Looked at in this perspective, the providence of God is no longer the mysterious and bitter law which weaves our life of few joys and many sorrows, overshadowed by the dark problems of evil and suffering, but becomes transfigured into a perpetual heralding of a rain of merciful graces upon our souls. And in life, through providence, everything becomes truly a grace.

The actions of external providence, life, death, family, country, grief, joy, our state of life, friendship, illness, privation, struggle, adversity, study, work—in short, everything from the cradle to the grave constitutes an infallible offer of numberless graces.

The actions of internal providence, illuminations of the mind, invitations to the will, emotions of sentiment, the light of knowledge, struggles of conscience, the battles of the heart, the splendor of life, the misery of passions and sin—in short, all that man knows in his inmost heart, all that he experiences and suffers, shows forth with consoling certainty, the presence of graces capable of making our life victorious for all eternity.


Thus, through divine providence, external and internal, in a more or less immediate manner, the riches of actual grace are offered to us continually. But every offer place before us the alternative of acceptance or refusal. Either we accept providence and make use of grace, or we refuse providence and grace is lost.

It is easy to say that our sanctity does not consist primarily in our personal efforts, but rather in the working of grace within us, and that spiritual life should tend to leave the field free for the initiative of God. But it is always very necessary to warn souls that the action of grace and the initiative of God are expressed in definite workings of divine providence is the presupposed basis of every authentic surrender to grace.
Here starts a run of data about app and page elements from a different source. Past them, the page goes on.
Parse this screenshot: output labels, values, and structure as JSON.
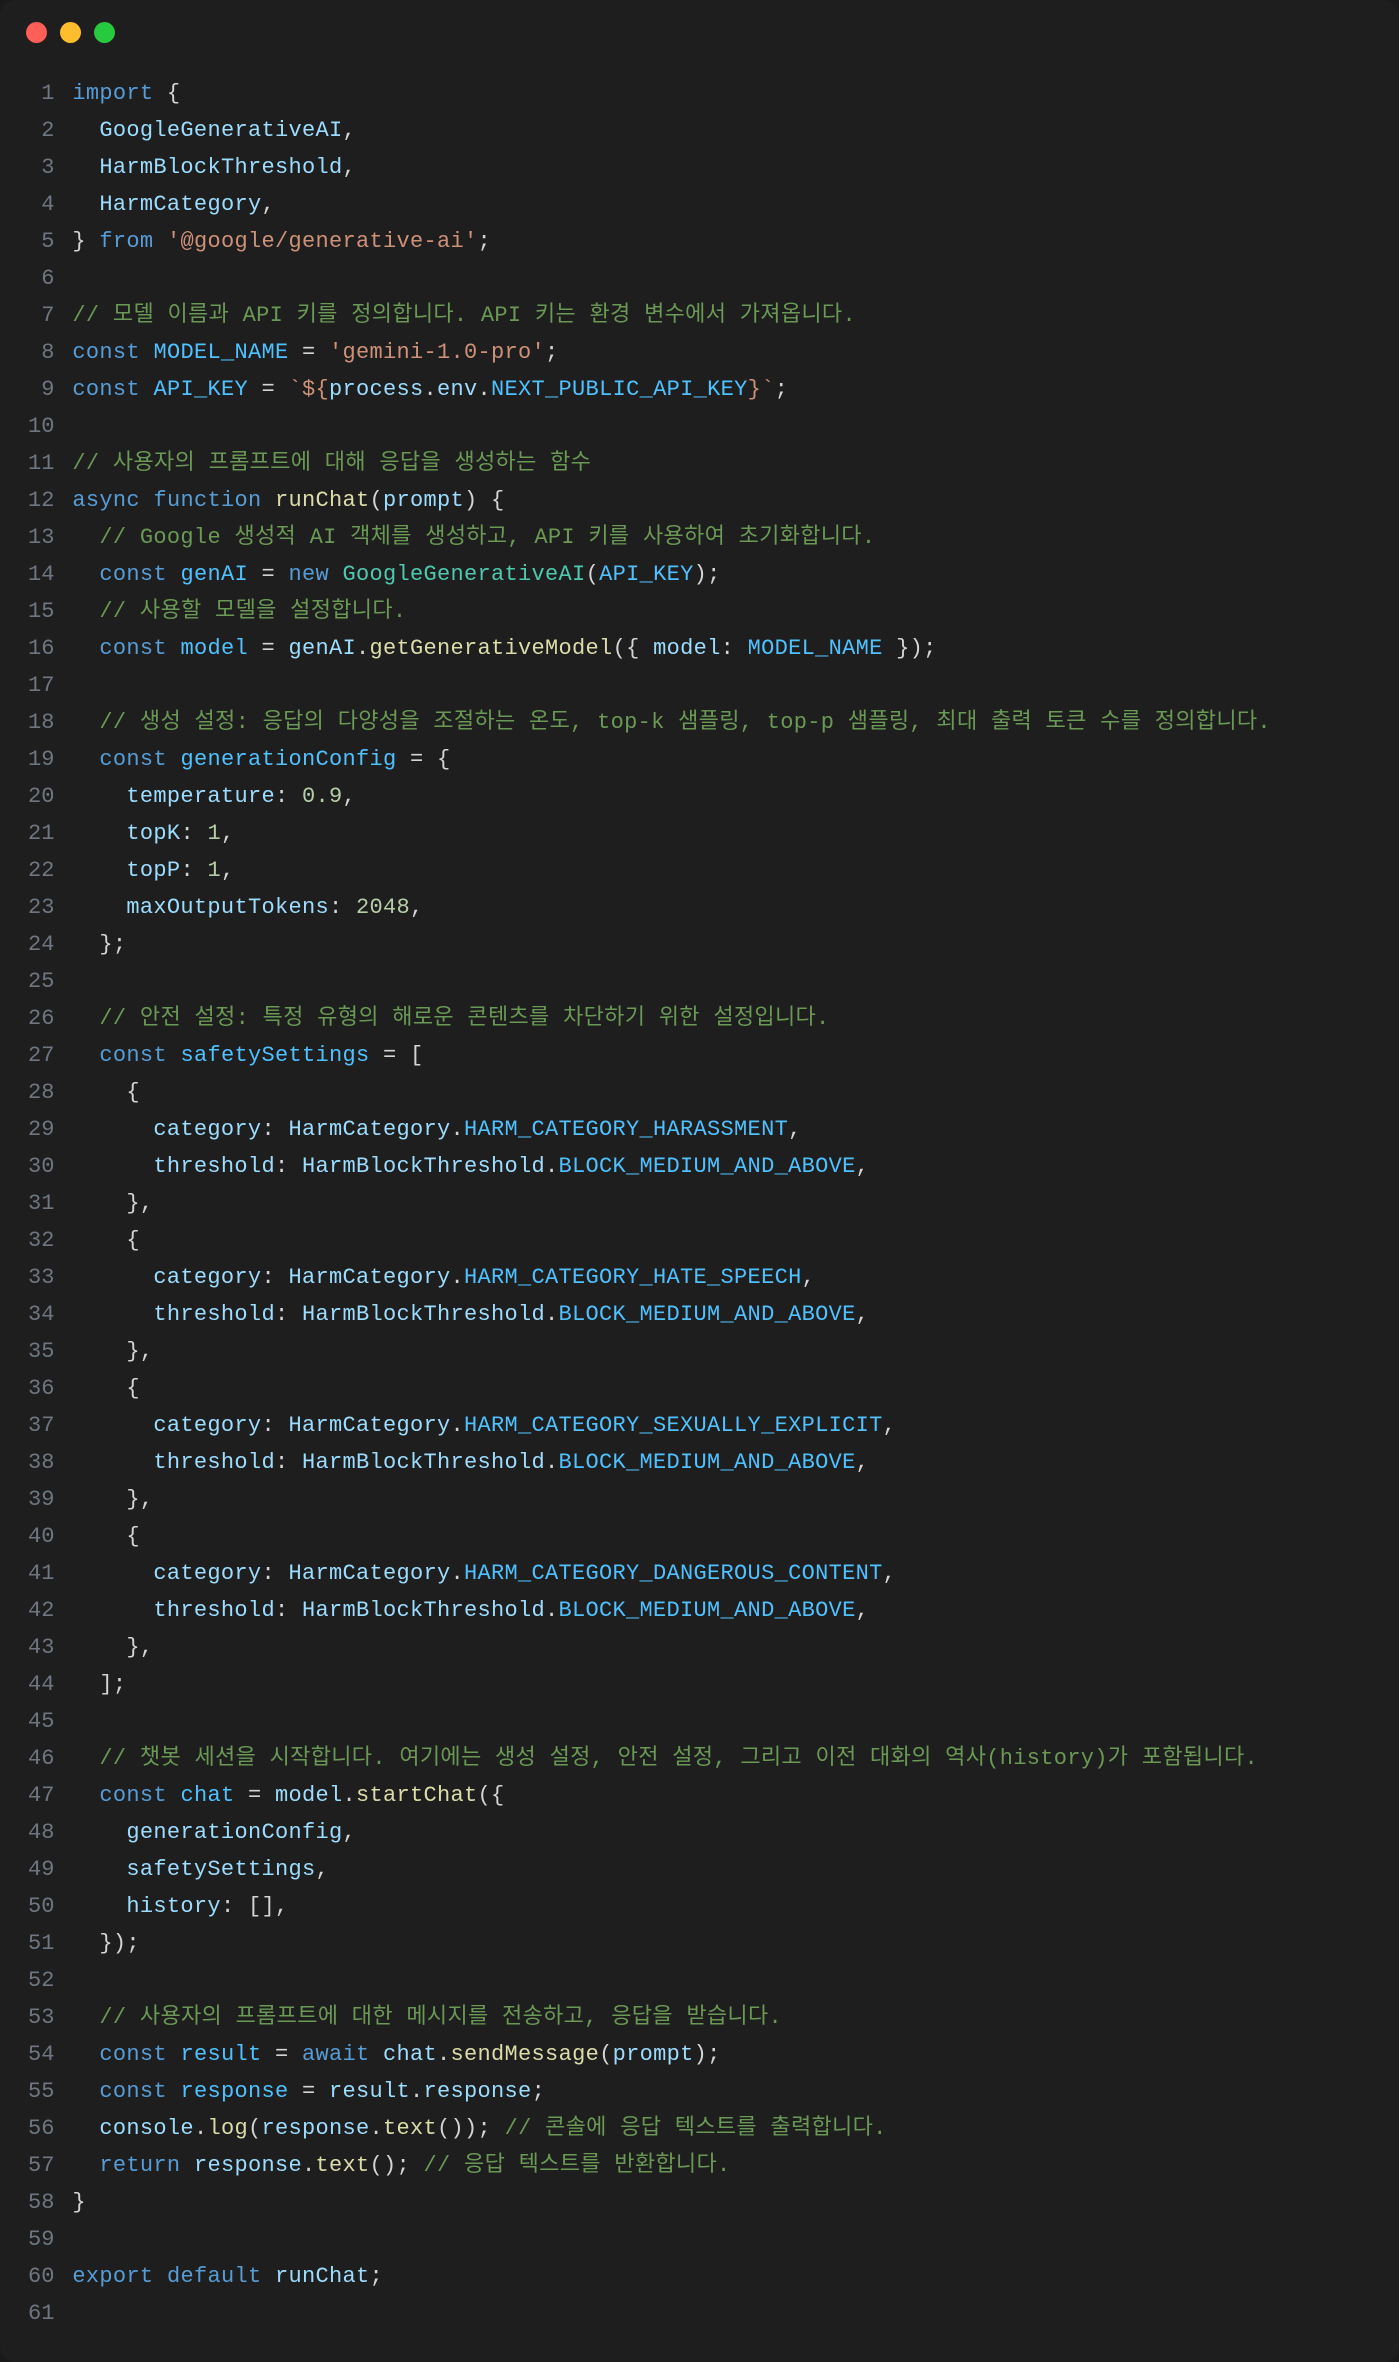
{
  "window": {
    "traffic_lights": [
      "red",
      "yellow",
      "green"
    ]
  },
  "editor": {
    "line_numbers": [
      "1",
      "2",
      "3",
      "4",
      "5",
      "6",
      "7",
      "8",
      "9",
      "10",
      "11",
      "12",
      "13",
      "14",
      "15",
      "16",
      "17",
      "18",
      "19",
      "20",
      "21",
      "22",
      "23",
      "24",
      "25",
      "26",
      "27",
      "28",
      "29",
      "30",
      "31",
      "32",
      "33",
      "34",
      "35",
      "36",
      "37",
      "38",
      "39",
      "40",
      "41",
      "42",
      "43",
      "44",
      "45",
      "46",
      "47",
      "48",
      "49",
      "50",
      "51",
      "52",
      "53",
      "54",
      "55",
      "56",
      "57",
      "58",
      "59",
      "60",
      "61"
    ],
    "lines": [
      [
        {
          "t": "import",
          "c": "kw"
        },
        {
          "t": " {",
          "c": "pun"
        }
      ],
      [
        {
          "t": "  ",
          "c": "pun"
        },
        {
          "t": "GoogleGenerativeAI",
          "c": "var"
        },
        {
          "t": ",",
          "c": "pun"
        }
      ],
      [
        {
          "t": "  ",
          "c": "pun"
        },
        {
          "t": "HarmBlockThreshold",
          "c": "var"
        },
        {
          "t": ",",
          "c": "pun"
        }
      ],
      [
        {
          "t": "  ",
          "c": "pun"
        },
        {
          "t": "HarmCategory",
          "c": "var"
        },
        {
          "t": ",",
          "c": "pun"
        }
      ],
      [
        {
          "t": "} ",
          "c": "pun"
        },
        {
          "t": "from",
          "c": "kw"
        },
        {
          "t": " ",
          "c": "pun"
        },
        {
          "t": "'@google/generative-ai'",
          "c": "str"
        },
        {
          "t": ";",
          "c": "pun"
        }
      ],
      [],
      [
        {
          "t": "// 모델 이름과 API 키를 정의합니다. API 키는 환경 변수에서 가져옵니다.",
          "c": "com"
        }
      ],
      [
        {
          "t": "const",
          "c": "kw"
        },
        {
          "t": " ",
          "c": "pun"
        },
        {
          "t": "MODEL_NAME",
          "c": "const"
        },
        {
          "t": " = ",
          "c": "op"
        },
        {
          "t": "'gemini-1.0-pro'",
          "c": "str"
        },
        {
          "t": ";",
          "c": "pun"
        }
      ],
      [
        {
          "t": "const",
          "c": "kw"
        },
        {
          "t": " ",
          "c": "pun"
        },
        {
          "t": "API_KEY",
          "c": "const"
        },
        {
          "t": " = ",
          "c": "op"
        },
        {
          "t": "`${",
          "c": "str"
        },
        {
          "t": "process",
          "c": "var"
        },
        {
          "t": ".",
          "c": "pun"
        },
        {
          "t": "env",
          "c": "var"
        },
        {
          "t": ".",
          "c": "pun"
        },
        {
          "t": "NEXT_PUBLIC_API_KEY",
          "c": "const"
        },
        {
          "t": "}`",
          "c": "str"
        },
        {
          "t": ";",
          "c": "pun"
        }
      ],
      [],
      [
        {
          "t": "// 사용자의 프롬프트에 대해 응답을 생성하는 함수",
          "c": "com"
        }
      ],
      [
        {
          "t": "async",
          "c": "kw"
        },
        {
          "t": " ",
          "c": "pun"
        },
        {
          "t": "function",
          "c": "kw"
        },
        {
          "t": " ",
          "c": "pun"
        },
        {
          "t": "runChat",
          "c": "fn"
        },
        {
          "t": "(",
          "c": "pun"
        },
        {
          "t": "prompt",
          "c": "var"
        },
        {
          "t": ") {",
          "c": "pun"
        }
      ],
      [
        {
          "t": "  ",
          "c": "pun"
        },
        {
          "t": "// Google 생성적 AI 객체를 생성하고, API 키를 사용하여 초기화합니다.",
          "c": "com"
        }
      ],
      [
        {
          "t": "  ",
          "c": "pun"
        },
        {
          "t": "const",
          "c": "kw"
        },
        {
          "t": " ",
          "c": "pun"
        },
        {
          "t": "genAI",
          "c": "const"
        },
        {
          "t": " = ",
          "c": "op"
        },
        {
          "t": "new",
          "c": "kw"
        },
        {
          "t": " ",
          "c": "pun"
        },
        {
          "t": "GoogleGenerativeAI",
          "c": "typ"
        },
        {
          "t": "(",
          "c": "pun"
        },
        {
          "t": "API_KEY",
          "c": "const"
        },
        {
          "t": ");",
          "c": "pun"
        }
      ],
      [
        {
          "t": "  ",
          "c": "pun"
        },
        {
          "t": "// 사용할 모델을 설정합니다.",
          "c": "com"
        }
      ],
      [
        {
          "t": "  ",
          "c": "pun"
        },
        {
          "t": "const",
          "c": "kw"
        },
        {
          "t": " ",
          "c": "pun"
        },
        {
          "t": "model",
          "c": "const"
        },
        {
          "t": " = ",
          "c": "op"
        },
        {
          "t": "genAI",
          "c": "var"
        },
        {
          "t": ".",
          "c": "pun"
        },
        {
          "t": "getGenerativeModel",
          "c": "fn"
        },
        {
          "t": "({ ",
          "c": "pun"
        },
        {
          "t": "model",
          "c": "prop"
        },
        {
          "t": ": ",
          "c": "pun"
        },
        {
          "t": "MODEL_NAME",
          "c": "const"
        },
        {
          "t": " });",
          "c": "pun"
        }
      ],
      [],
      [
        {
          "t": "  ",
          "c": "pun"
        },
        {
          "t": "// 생성 설정: 응답의 다양성을 조절하는 온도, top-k 샘플링, top-p 샘플링, 최대 출력 토큰 수를 정의합니다.",
          "c": "com"
        }
      ],
      [
        {
          "t": "  ",
          "c": "pun"
        },
        {
          "t": "const",
          "c": "kw"
        },
        {
          "t": " ",
          "c": "pun"
        },
        {
          "t": "generationConfig",
          "c": "const"
        },
        {
          "t": " = {",
          "c": "op"
        }
      ],
      [
        {
          "t": "    ",
          "c": "pun"
        },
        {
          "t": "temperature",
          "c": "prop"
        },
        {
          "t": ": ",
          "c": "pun"
        },
        {
          "t": "0.9",
          "c": "num"
        },
        {
          "t": ",",
          "c": "pun"
        }
      ],
      [
        {
          "t": "    ",
          "c": "pun"
        },
        {
          "t": "topK",
          "c": "prop"
        },
        {
          "t": ": ",
          "c": "pun"
        },
        {
          "t": "1",
          "c": "num"
        },
        {
          "t": ",",
          "c": "pun"
        }
      ],
      [
        {
          "t": "    ",
          "c": "pun"
        },
        {
          "t": "topP",
          "c": "prop"
        },
        {
          "t": ": ",
          "c": "pun"
        },
        {
          "t": "1",
          "c": "num"
        },
        {
          "t": ",",
          "c": "pun"
        }
      ],
      [
        {
          "t": "    ",
          "c": "pun"
        },
        {
          "t": "maxOutputTokens",
          "c": "prop"
        },
        {
          "t": ": ",
          "c": "pun"
        },
        {
          "t": "2048",
          "c": "num"
        },
        {
          "t": ",",
          "c": "pun"
        }
      ],
      [
        {
          "t": "  };",
          "c": "pun"
        }
      ],
      [],
      [
        {
          "t": "  ",
          "c": "pun"
        },
        {
          "t": "// 안전 설정: 특정 유형의 해로운 콘텐츠를 차단하기 위한 설정입니다.",
          "c": "com"
        }
      ],
      [
        {
          "t": "  ",
          "c": "pun"
        },
        {
          "t": "const",
          "c": "kw"
        },
        {
          "t": " ",
          "c": "pun"
        },
        {
          "t": "safetySettings",
          "c": "const"
        },
        {
          "t": " = [",
          "c": "op"
        }
      ],
      [
        {
          "t": "    {",
          "c": "pun"
        }
      ],
      [
        {
          "t": "      ",
          "c": "pun"
        },
        {
          "t": "category",
          "c": "prop"
        },
        {
          "t": ": ",
          "c": "pun"
        },
        {
          "t": "HarmCategory",
          "c": "var"
        },
        {
          "t": ".",
          "c": "pun"
        },
        {
          "t": "HARM_CATEGORY_HARASSMENT",
          "c": "const"
        },
        {
          "t": ",",
          "c": "pun"
        }
      ],
      [
        {
          "t": "      ",
          "c": "pun"
        },
        {
          "t": "threshold",
          "c": "prop"
        },
        {
          "t": ": ",
          "c": "pun"
        },
        {
          "t": "HarmBlockThreshold",
          "c": "var"
        },
        {
          "t": ".",
          "c": "pun"
        },
        {
          "t": "BLOCK_MEDIUM_AND_ABOVE",
          "c": "const"
        },
        {
          "t": ",",
          "c": "pun"
        }
      ],
      [
        {
          "t": "    },",
          "c": "pun"
        }
      ],
      [
        {
          "t": "    {",
          "c": "pun"
        }
      ],
      [
        {
          "t": "      ",
          "c": "pun"
        },
        {
          "t": "category",
          "c": "prop"
        },
        {
          "t": ": ",
          "c": "pun"
        },
        {
          "t": "HarmCategory",
          "c": "var"
        },
        {
          "t": ".",
          "c": "pun"
        },
        {
          "t": "HARM_CATEGORY_HATE_SPEECH",
          "c": "const"
        },
        {
          "t": ",",
          "c": "pun"
        }
      ],
      [
        {
          "t": "      ",
          "c": "pun"
        },
        {
          "t": "threshold",
          "c": "prop"
        },
        {
          "t": ": ",
          "c": "pun"
        },
        {
          "t": "HarmBlockThreshold",
          "c": "var"
        },
        {
          "t": ".",
          "c": "pun"
        },
        {
          "t": "BLOCK_MEDIUM_AND_ABOVE",
          "c": "const"
        },
        {
          "t": ",",
          "c": "pun"
        }
      ],
      [
        {
          "t": "    },",
          "c": "pun"
        }
      ],
      [
        {
          "t": "    {",
          "c": "pun"
        }
      ],
      [
        {
          "t": "      ",
          "c": "pun"
        },
        {
          "t": "category",
          "c": "prop"
        },
        {
          "t": ": ",
          "c": "pun"
        },
        {
          "t": "HarmCategory",
          "c": "var"
        },
        {
          "t": ".",
          "c": "pun"
        },
        {
          "t": "HARM_CATEGORY_SEXUALLY_EXPLICIT",
          "c": "const"
        },
        {
          "t": ",",
          "c": "pun"
        }
      ],
      [
        {
          "t": "      ",
          "c": "pun"
        },
        {
          "t": "threshold",
          "c": "prop"
        },
        {
          "t": ": ",
          "c": "pun"
        },
        {
          "t": "HarmBlockThreshold",
          "c": "var"
        },
        {
          "t": ".",
          "c": "pun"
        },
        {
          "t": "BLOCK_MEDIUM_AND_ABOVE",
          "c": "const"
        },
        {
          "t": ",",
          "c": "pun"
        }
      ],
      [
        {
          "t": "    },",
          "c": "pun"
        }
      ],
      [
        {
          "t": "    {",
          "c": "pun"
        }
      ],
      [
        {
          "t": "      ",
          "c": "pun"
        },
        {
          "t": "category",
          "c": "prop"
        },
        {
          "t": ": ",
          "c": "pun"
        },
        {
          "t": "HarmCategory",
          "c": "var"
        },
        {
          "t": ".",
          "c": "pun"
        },
        {
          "t": "HARM_CATEGORY_DANGEROUS_CONTENT",
          "c": "const"
        },
        {
          "t": ",",
          "c": "pun"
        }
      ],
      [
        {
          "t": "      ",
          "c": "pun"
        },
        {
          "t": "threshold",
          "c": "prop"
        },
        {
          "t": ": ",
          "c": "pun"
        },
        {
          "t": "HarmBlockThreshold",
          "c": "var"
        },
        {
          "t": ".",
          "c": "pun"
        },
        {
          "t": "BLOCK_MEDIUM_AND_ABOVE",
          "c": "const"
        },
        {
          "t": ",",
          "c": "pun"
        }
      ],
      [
        {
          "t": "    },",
          "c": "pun"
        }
      ],
      [
        {
          "t": "  ];",
          "c": "pun"
        }
      ],
      [],
      [
        {
          "t": "  ",
          "c": "pun"
        },
        {
          "t": "// 챗봇 세션을 시작합니다. 여기에는 생성 설정, 안전 설정, 그리고 이전 대화의 역사(history)가 포함됩니다.",
          "c": "com"
        }
      ],
      [
        {
          "t": "  ",
          "c": "pun"
        },
        {
          "t": "const",
          "c": "kw"
        },
        {
          "t": " ",
          "c": "pun"
        },
        {
          "t": "chat",
          "c": "const"
        },
        {
          "t": " = ",
          "c": "op"
        },
        {
          "t": "model",
          "c": "var"
        },
        {
          "t": ".",
          "c": "pun"
        },
        {
          "t": "startChat",
          "c": "fn"
        },
        {
          "t": "({",
          "c": "pun"
        }
      ],
      [
        {
          "t": "    ",
          "c": "pun"
        },
        {
          "t": "generationConfig",
          "c": "var"
        },
        {
          "t": ",",
          "c": "pun"
        }
      ],
      [
        {
          "t": "    ",
          "c": "pun"
        },
        {
          "t": "safetySettings",
          "c": "var"
        },
        {
          "t": ",",
          "c": "pun"
        }
      ],
      [
        {
          "t": "    ",
          "c": "pun"
        },
        {
          "t": "history",
          "c": "prop"
        },
        {
          "t": ": [],",
          "c": "pun"
        }
      ],
      [
        {
          "t": "  });",
          "c": "pun"
        }
      ],
      [],
      [
        {
          "t": "  ",
          "c": "pun"
        },
        {
          "t": "// 사용자의 프롬프트에 대한 메시지를 전송하고, 응답을 받습니다.",
          "c": "com"
        }
      ],
      [
        {
          "t": "  ",
          "c": "pun"
        },
        {
          "t": "const",
          "c": "kw"
        },
        {
          "t": " ",
          "c": "pun"
        },
        {
          "t": "result",
          "c": "const"
        },
        {
          "t": " = ",
          "c": "op"
        },
        {
          "t": "await",
          "c": "kw"
        },
        {
          "t": " ",
          "c": "pun"
        },
        {
          "t": "chat",
          "c": "var"
        },
        {
          "t": ".",
          "c": "pun"
        },
        {
          "t": "sendMessage",
          "c": "fn"
        },
        {
          "t": "(",
          "c": "pun"
        },
        {
          "t": "prompt",
          "c": "var"
        },
        {
          "t": ");",
          "c": "pun"
        }
      ],
      [
        {
          "t": "  ",
          "c": "pun"
        },
        {
          "t": "const",
          "c": "kw"
        },
        {
          "t": " ",
          "c": "pun"
        },
        {
          "t": "response",
          "c": "const"
        },
        {
          "t": " = ",
          "c": "op"
        },
        {
          "t": "result",
          "c": "var"
        },
        {
          "t": ".",
          "c": "pun"
        },
        {
          "t": "response",
          "c": "var"
        },
        {
          "t": ";",
          "c": "pun"
        }
      ],
      [
        {
          "t": "  ",
          "c": "pun"
        },
        {
          "t": "console",
          "c": "var"
        },
        {
          "t": ".",
          "c": "pun"
        },
        {
          "t": "log",
          "c": "fn"
        },
        {
          "t": "(",
          "c": "pun"
        },
        {
          "t": "response",
          "c": "var"
        },
        {
          "t": ".",
          "c": "pun"
        },
        {
          "t": "text",
          "c": "fn"
        },
        {
          "t": "()); ",
          "c": "pun"
        },
        {
          "t": "// 콘솔에 응답 텍스트를 출력합니다.",
          "c": "com"
        }
      ],
      [
        {
          "t": "  ",
          "c": "pun"
        },
        {
          "t": "return",
          "c": "kw"
        },
        {
          "t": " ",
          "c": "pun"
        },
        {
          "t": "response",
          "c": "var"
        },
        {
          "t": ".",
          "c": "pun"
        },
        {
          "t": "text",
          "c": "fn"
        },
        {
          "t": "(); ",
          "c": "pun"
        },
        {
          "t": "// 응답 텍스트를 반환합니다.",
          "c": "com"
        }
      ],
      [
        {
          "t": "}",
          "c": "pun"
        }
      ],
      [],
      [
        {
          "t": "export",
          "c": "kw"
        },
        {
          "t": " ",
          "c": "pun"
        },
        {
          "t": "default",
          "c": "kw"
        },
        {
          "t": " ",
          "c": "pun"
        },
        {
          "t": "runChat",
          "c": "var"
        },
        {
          "t": ";",
          "c": "pun"
        }
      ],
      []
    ]
  }
}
Not without reason was the Saint of total surrender the authoress of the now famous saying: “All is grace.”

And here it may be of use to lay some stress on the demands which the acceptance of providence makes on us.

Padre Anastasio del SS. Rosario, Rome

(Taken from SicutParvuli, Vol. XIII, April 1951, No.2, Pgs 68-79)